▶ _ASSIGNED TASK_
For the entries below, say how many lines include the word "四年级语文教研组九月教研活动通知" and add nothing else.

[Opening PROVIDED RECORDS section]

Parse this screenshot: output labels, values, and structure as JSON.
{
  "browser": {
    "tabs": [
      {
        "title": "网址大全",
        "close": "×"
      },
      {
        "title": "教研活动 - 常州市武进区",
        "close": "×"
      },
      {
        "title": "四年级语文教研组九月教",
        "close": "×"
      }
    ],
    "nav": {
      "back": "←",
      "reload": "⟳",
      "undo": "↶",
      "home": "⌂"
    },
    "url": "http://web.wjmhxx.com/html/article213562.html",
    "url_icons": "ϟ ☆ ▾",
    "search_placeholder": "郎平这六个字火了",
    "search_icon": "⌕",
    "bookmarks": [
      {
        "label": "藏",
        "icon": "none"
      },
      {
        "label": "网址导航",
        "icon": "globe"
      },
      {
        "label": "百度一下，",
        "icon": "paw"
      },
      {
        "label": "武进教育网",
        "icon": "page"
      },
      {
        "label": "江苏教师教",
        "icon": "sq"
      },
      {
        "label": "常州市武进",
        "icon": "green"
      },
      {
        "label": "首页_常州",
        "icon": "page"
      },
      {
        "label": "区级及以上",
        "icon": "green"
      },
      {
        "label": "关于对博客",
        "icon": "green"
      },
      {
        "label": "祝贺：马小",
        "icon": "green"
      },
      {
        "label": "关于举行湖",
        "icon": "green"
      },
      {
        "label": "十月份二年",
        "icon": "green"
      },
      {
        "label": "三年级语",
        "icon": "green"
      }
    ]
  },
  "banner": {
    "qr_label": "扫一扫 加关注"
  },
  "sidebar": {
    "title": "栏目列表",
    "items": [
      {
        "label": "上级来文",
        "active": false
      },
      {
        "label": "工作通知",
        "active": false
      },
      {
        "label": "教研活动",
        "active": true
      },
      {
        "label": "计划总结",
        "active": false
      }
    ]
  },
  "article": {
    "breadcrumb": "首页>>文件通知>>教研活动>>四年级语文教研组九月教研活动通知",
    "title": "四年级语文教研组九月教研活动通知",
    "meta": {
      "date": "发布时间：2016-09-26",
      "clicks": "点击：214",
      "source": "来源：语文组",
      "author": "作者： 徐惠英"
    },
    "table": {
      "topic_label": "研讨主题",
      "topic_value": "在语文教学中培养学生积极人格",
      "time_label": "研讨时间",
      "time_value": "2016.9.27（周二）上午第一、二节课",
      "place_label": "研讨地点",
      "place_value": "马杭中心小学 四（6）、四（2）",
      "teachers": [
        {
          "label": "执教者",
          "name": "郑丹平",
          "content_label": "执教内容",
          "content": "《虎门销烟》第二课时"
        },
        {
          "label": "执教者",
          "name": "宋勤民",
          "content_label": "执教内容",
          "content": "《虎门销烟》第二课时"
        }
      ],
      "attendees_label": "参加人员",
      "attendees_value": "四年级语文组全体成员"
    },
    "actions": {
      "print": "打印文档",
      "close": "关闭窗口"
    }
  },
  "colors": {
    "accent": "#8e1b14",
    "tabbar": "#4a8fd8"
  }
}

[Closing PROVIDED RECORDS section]

▶ _OUTPUT FOR THIS EXERCISE_
2